1. Some climate activists are advocating for population control as a solution to global warming, citing family planning and education as leading solutions.

2. This idea can be traced back to Thomas Malthus in the 18th century, who argued against aid to poor Britons on the grounds that they consumed too many resources.

3. While education and access to birth control are preferable to forced sterilization, solutions that emphasize better growth instead of slower growth have proved effective across history.

Article analysis:

The article "Meet the New Population-Control Movement" by The Atlantic discusses the resurgence of Malthusianism in the environmental movement, which emphasizes human population growth as the primary driver of environmental destruction. The author argues that this approach is analytically unsound and morally objectionable, as it treats people less as individuals with value and agency than as sentient locusts.

The article highlights how many climate activists view having children as the worst thing an individual can do from an emissions perspective. It also notes that some climate advocacy groups list family planning and education to lower fertility rates as leading solutions to global warming. However, the author argues that proposals such as modern energy infrastructure, high-productivity agriculture, and access to global markets are more effective solutions to environmental decline than slower growth.

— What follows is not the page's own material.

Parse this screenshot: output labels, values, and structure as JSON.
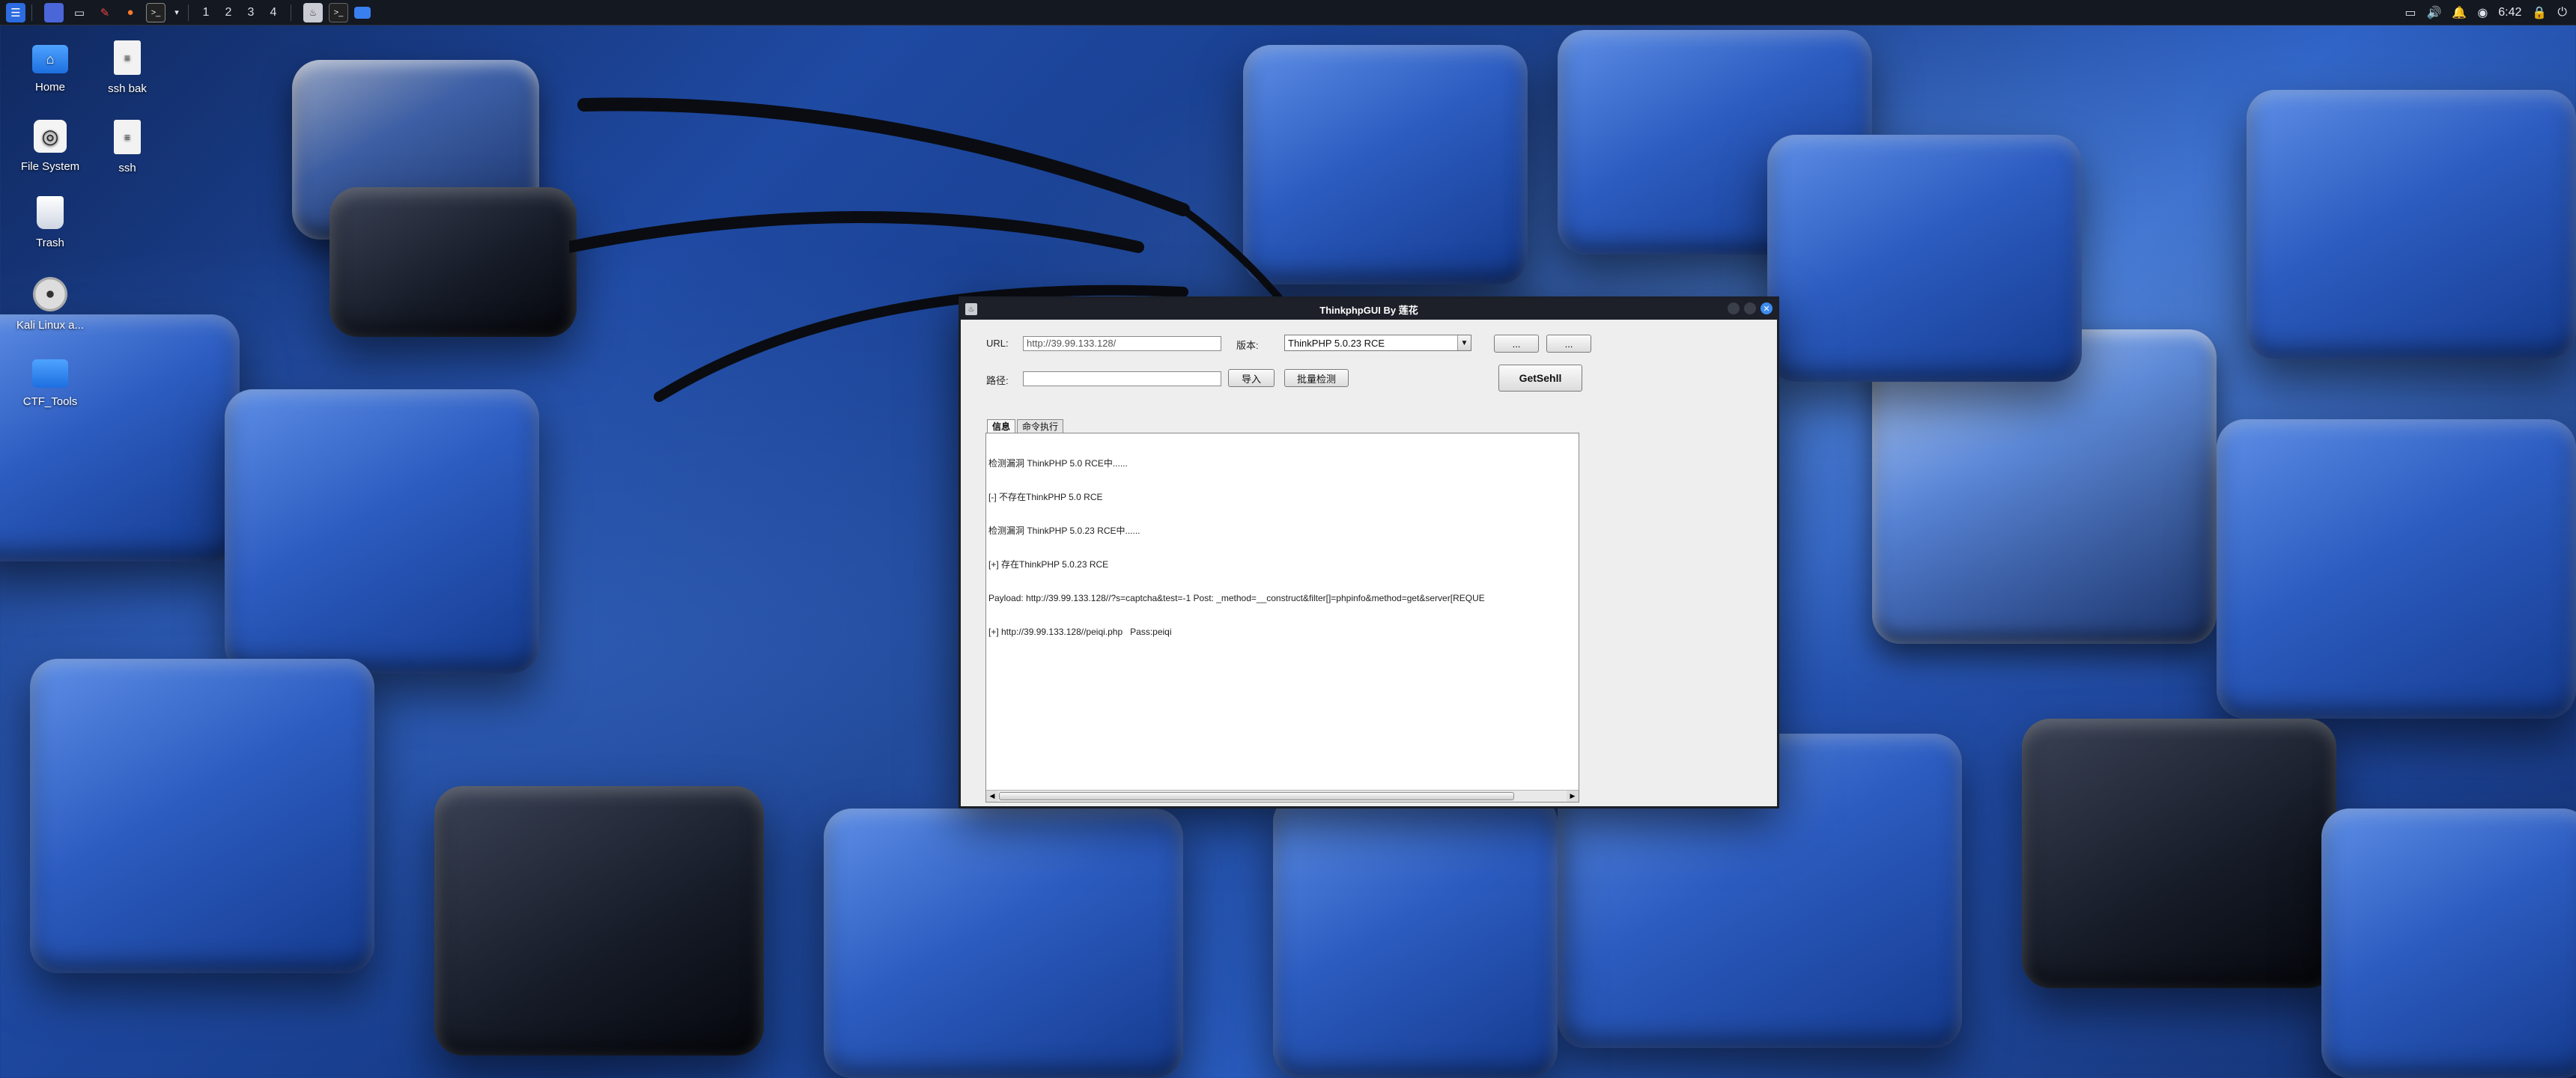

The article provides historical context by tracing Malthusianism back to Thomas Malthus's 18th-century argument against aid to poor Britons on the grounds that they consumed too many of the nation's resources. The author notes that human societies have repeatedly proved they can escape the Malthusian trap, and agricultural productivity has improved to support a British population seven times larger than in Malthus's time and a global population eight times larger.

The article also highlights how conservationist and eugenicist theories have long been intertwined. For example, William Vogt proposed offering sterilization bonuses to poor people since such a bonus would appeal primarily to shiftless individuals who would probably have a favorable selective influence. Vogt was also the national director for Planned Parenthood Federation of America, which has recently reckoned with its founder Margaret Sanger's eugenicist commitments.

The article notes that intellectual descendants of Paul Ehrlich continue to sell old Malthusian wine in new bottles. Ehrlich warned about food shortages but was primarily concerned about our influence on the natural world. He lost a bet with libertarian economist Julian Simon over resource scarcity, but his warnings about overpopulation led powerful institutions such as the Population Council and International Planned Parenthood Federation to fund fertility-reduction programs that led to millions of sterilizations in China, India, Mexico, Bolivia, Peru, Indonesia, Bangladesh, and elsewhere.

Overall, while the article provides valuable historical context on Malthusianism and its links with eugenics and conservationism, it presents a one-sided view of population control without exploring counterarguments or evidence for claims made. The author argues against slower growth approaches without providing evidence for why modern energy infrastructure or high-productivity agriculture are more effective solutions. Additionally, while highlighting potential risks associated with population control policies such as forced sterilization or government interference in people's lives, it does not explore potential benefits or alternative approaches such as education or voluntary family planning programs.